-- Opening Marker --

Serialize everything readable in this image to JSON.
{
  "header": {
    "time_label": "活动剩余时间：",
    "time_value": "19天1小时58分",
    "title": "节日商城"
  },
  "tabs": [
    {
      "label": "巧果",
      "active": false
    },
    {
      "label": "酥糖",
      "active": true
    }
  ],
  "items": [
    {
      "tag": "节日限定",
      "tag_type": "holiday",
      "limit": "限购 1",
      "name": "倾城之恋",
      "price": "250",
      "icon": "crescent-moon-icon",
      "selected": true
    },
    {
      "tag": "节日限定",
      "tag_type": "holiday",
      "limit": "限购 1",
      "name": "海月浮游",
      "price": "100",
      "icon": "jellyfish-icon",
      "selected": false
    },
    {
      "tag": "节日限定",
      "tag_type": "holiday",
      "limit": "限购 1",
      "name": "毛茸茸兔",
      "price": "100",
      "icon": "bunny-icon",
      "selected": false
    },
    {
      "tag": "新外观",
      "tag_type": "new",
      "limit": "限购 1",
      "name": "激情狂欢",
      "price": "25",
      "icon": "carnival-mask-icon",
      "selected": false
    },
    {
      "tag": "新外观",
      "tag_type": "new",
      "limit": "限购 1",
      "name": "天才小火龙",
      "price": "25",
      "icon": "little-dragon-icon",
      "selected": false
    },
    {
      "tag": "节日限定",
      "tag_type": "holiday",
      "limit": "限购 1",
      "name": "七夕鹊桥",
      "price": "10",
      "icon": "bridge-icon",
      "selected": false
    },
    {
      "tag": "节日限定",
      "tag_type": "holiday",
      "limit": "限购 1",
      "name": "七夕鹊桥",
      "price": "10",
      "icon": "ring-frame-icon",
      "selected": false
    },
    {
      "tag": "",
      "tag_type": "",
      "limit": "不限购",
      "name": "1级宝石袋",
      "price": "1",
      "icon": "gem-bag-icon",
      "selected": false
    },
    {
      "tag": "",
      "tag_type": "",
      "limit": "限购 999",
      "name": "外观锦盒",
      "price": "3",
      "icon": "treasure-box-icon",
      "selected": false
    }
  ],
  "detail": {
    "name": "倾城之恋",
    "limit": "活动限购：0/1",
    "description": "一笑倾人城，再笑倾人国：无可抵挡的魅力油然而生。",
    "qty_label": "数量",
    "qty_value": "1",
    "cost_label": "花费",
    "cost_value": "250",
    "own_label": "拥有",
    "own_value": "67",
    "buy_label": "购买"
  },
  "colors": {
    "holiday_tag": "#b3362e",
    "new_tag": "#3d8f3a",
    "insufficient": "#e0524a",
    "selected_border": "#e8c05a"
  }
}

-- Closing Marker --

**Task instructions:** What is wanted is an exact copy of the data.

**Result below:**
Serialize everything readable in this image to JSON.
{
  "header": {
    "time_label": "活动剩余时间：",
    "time_value": "19天1小时58分",
    "title": "节日商城"
  },
  "tabs": [
    {
      "label": "巧果",
      "active": false
    },
    {
      "label": "酥糖",
      "active": true
    }
  ],
  "items": [
    {
      "tag": "节日限定",
      "tag_type": "holiday",
      "limit": "限购 1",
      "name": "倾城之恋",
      "price": "250",
      "icon": "crescent-moon-icon",
      "selected": true
    },
    {
      "tag": "节日限定",
      "tag_type": "holiday",
      "limit": "限购 1",
      "name": "海月浮游",
      "price": "100",
      "icon": "jellyfish-icon",
      "selected": false
    },
    {
      "tag": "节日限定",
      "tag_type": "holiday",
      "limit": "限购 1",
      "name": "毛茸茸兔",
      "price": "100",
      "icon": "bunny-icon",
      "selected": false
    },
    {
      "tag": "新外观",
      "tag_type": "new",
      "limit": "限购 1",
      "name": "激情狂欢",
      "price": "25",
      "icon": "carnival-mask-icon",
      "selected": false
    },
    {
      "tag": "新外观",
      "tag_type": "new",
      "limit": "限购 1",
      "name": "天才小火龙",
      "price": "25",
      "icon": "little-dragon-icon",
      "selected": false
    },
    {
      "tag": "节日限定",
      "tag_type": "holiday",
      "limit": "限购 1",
      "name": "七夕鹊桥",
      "price": "10",
      "icon": "bridge-icon",
      "selected": false
    },
    {
      "tag": "节日限定",
      "tag_type": "holiday",
      "limit": "限购 1",
      "name": "七夕鹊桥",
      "price": "10",
      "icon": "ring-frame-icon",
      "selected": false
    },
    {
      "tag": "",
      "tag_type": "",
      "limit": "不限购",
      "name": "1级宝石袋",
      "price": "1",
      "icon": "gem-bag-icon",
      "selected": false
    },
    {
      "tag": "",
      "tag_type": "",
      "limit": "限购 999",
      "name": "外观锦盒",
      "price": "3",
      "icon": "treasure-box-icon",
      "selected": false
    }
  ],
  "detail": {
    "name": "倾城之恋",
    "limit": "活动限购：0/1",
    "description": "一笑倾人城，再笑倾人国：无可抵挡的魅力油然而生。",
    "qty_label": "数量",
    "qty_value": "1",
    "cost_label": "花费",
    "cost_value": "250",
    "own_label": "拥有",
    "own_value": "67",
    "buy_label": "购买"
  },
  "colors": {
    "holiday_tag": "#b3362e",
    "new_tag": "#3d8f3a",
    "insufficient": "#e0524a",
    "selected_border": "#e8c05a"
  }
}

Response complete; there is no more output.